A foolproof system yes? Well no, it is far from foolproof, and as Keifer explains it is a system that just begs fraud on all fronts. Contractors are paid by the cubic yard, common sense dictates that someone needs to certify the yardage of a truck to determine its capacity, could a measurer be bribed to say a truck is 35 yards rather than 30? Someone must determine the percentage of capacity that a truck is loaded to. For example if fallen trees and branches are being removed there are pockets of air, is the truck 75%, 85%, or even 90% full? Could someone be bribed or paid off to overestimate? This believe it or not is just the tip of the iceberg. These are minor infractions compared to what Keifer has unearthed as a result of becoming a BDR employee. His strong work ethic got him noticed within days of starting and he rapidly rose through the ranks of the company operation in the clean up after Gustav.
What Keifer found is profoundly disturbing, corruption, fraud, and unethical behavior happened at all levels. FEMA were taken for millions of dollars for work that was not done, yet was billed for.
Most books of the whistle blower variety make attempts to conceal identities to prevent litigation or other types of retaliation. Keifer has taken the high road and named names, places, and events. It is also clear that he has the hard evidence of what happened. I do know from talking with him that he has passed on his evidence to the FBI. The question in my mind is will they going to act on this evidence?
Understand, this is not a case of some person making a quick $100 of play money, this was a systematic and long lasting fraud against FEMA. It is not FEMA that paid for the sex, drugs, booze, or the 14 hour days claimed on the time sheets but never worked, it is the US taxpayer that has paid this bill.
Clearly there was also some freelancing going on, again FEMA footed the bill.
(left)Supervisor James Pitre allowed crews to pick up debris in Thibodaux and ordered monitors to change the address to Terrebonne Parish. When monitor Norma Savoy refused to pick up the debris in Thibodaux, the tree cutting service told her James Pitre had already been paid for the debris removal.

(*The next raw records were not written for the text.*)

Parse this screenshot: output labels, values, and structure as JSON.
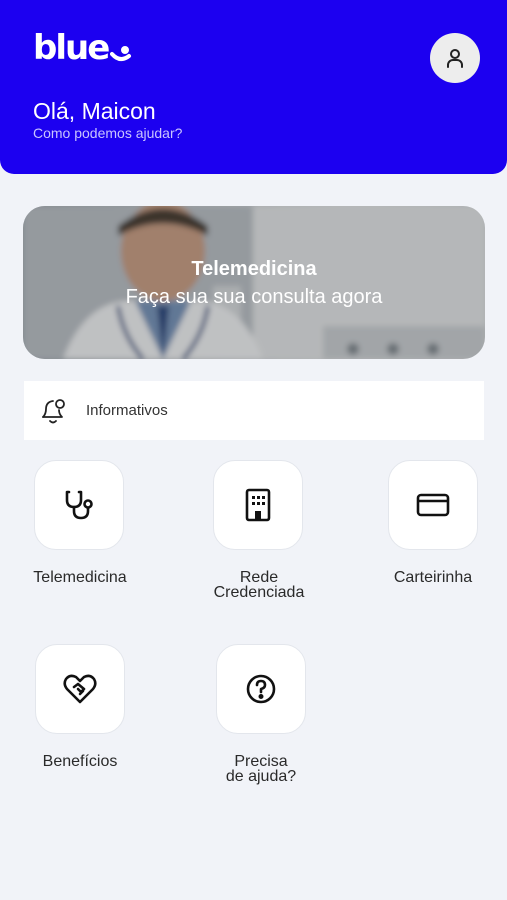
{
  "header": {
    "logo_text": "blue",
    "greeting": "Olá, Maicon",
    "subtitle": "Como podemos ajudar?",
    "brand_color": "#1c00f0",
    "avatar_icon": "user-icon"
  },
  "banner": {
    "title": "Telemedicina",
    "subtitle": "Faça sua sua consulta agora"
  },
  "info_bar": {
    "label": "Informativos",
    "icon": "bell-icon"
  },
  "menu": [
    {
      "label_line1": "Telemedicina",
      "label_line2": "",
      "icon": "stethoscope-icon"
    },
    {
      "label_line1": "Rede",
      "label_line2": "Credenciada",
      "icon": "building-icon"
    },
    {
      "label_line1": "Carteirinha",
      "label_line2": "",
      "icon": "card-icon"
    },
    {
      "label_line1": "Benefícios",
      "label_line2": "",
      "icon": "heart-handshake-icon"
    },
    {
      "label_line1": "Precisa",
      "label_line2": "de ajuda?",
      "icon": "help-icon"
    }
  ]
}
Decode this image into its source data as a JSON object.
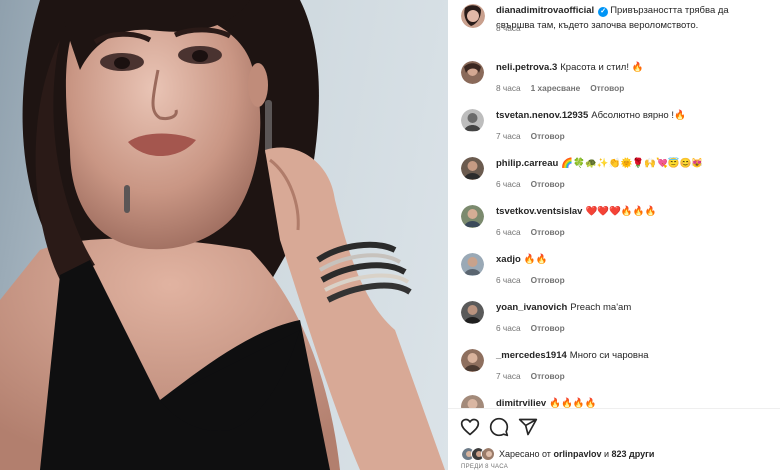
{
  "post": {
    "author": "dianadimitrovaofficial",
    "caption": "Привързаността трябва да свършва там, където започва вероломството.",
    "time": "8 часа"
  },
  "comments": [
    {
      "username": "neli.petrova.3",
      "text": "Красота и стил! 🔥",
      "time": "8 часа",
      "likes": "1 харесване",
      "reply": "Отговор"
    },
    {
      "username": "tsvetan.nenov.12935",
      "text": "Абсолютно вярно !🔥",
      "time": "7 часа",
      "likes": "",
      "reply": "Отговор"
    },
    {
      "username": "philip.carreau",
      "text": "🌈🍀🐢✨👏🌞🌹🙌💘😇😊😻",
      "time": "6 часа",
      "likes": "",
      "reply": "Отговор"
    },
    {
      "username": "tsvetkov.ventsislav",
      "text": "❤️❤️❤️🔥🔥🔥",
      "time": "6 часа",
      "likes": "",
      "reply": "Отговор"
    },
    {
      "username": "xadjo",
      "text": "🔥🔥",
      "time": "6 часа",
      "likes": "",
      "reply": "Отговор"
    },
    {
      "username": "yoan_ivanovich",
      "text": "Preach ma'am",
      "time": "6 часа",
      "likes": "",
      "reply": "Отговор"
    },
    {
      "username": "_mercedes1914",
      "text": "Много си чаровна",
      "time": "7 часа",
      "likes": "",
      "reply": "Отговор"
    },
    {
      "username": "dimitrviliev",
      "text": "🔥🔥🔥🔥",
      "time": "",
      "likes": "",
      "reply": ""
    }
  ],
  "likes": {
    "prefix": "Харесано от",
    "liker": "orlinpavlov",
    "middle": "и",
    "others": "823 други"
  },
  "posted_ago": "ПРЕДИ 8 ЧАСА",
  "icons": [
    "heart-icon",
    "comment-icon",
    "share-icon"
  ],
  "colors": {
    "verified": "#0095f6",
    "meta": "#737373",
    "text": "#262626"
  }
}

Reading The Broken Road has angered me a great deal. And my Investigative Journalist instinct has been awoken. One thing is clear, you have not heard the last on this story from Simon Barrett. I do plan on researching BDR (Beck Disaster Recovery) and several of their employees including Steve Black, Danny Black, Wayne Penoli, and several others. I also plan on exploring several of the firms contracted to perform the clean up, including Omni Pinnacle.
If you are a disgruntled tax payer you really need to read this book. If you were a victim of Gustav you need to read this book. In fact everyone needs to read this book, and the government needs to seriously investigate this case, in fact it needs to take a long hard look at the whole world of FEMA operations.
Copies of The Broken Road are available for purchase through Keifer Bonvillain’s web site.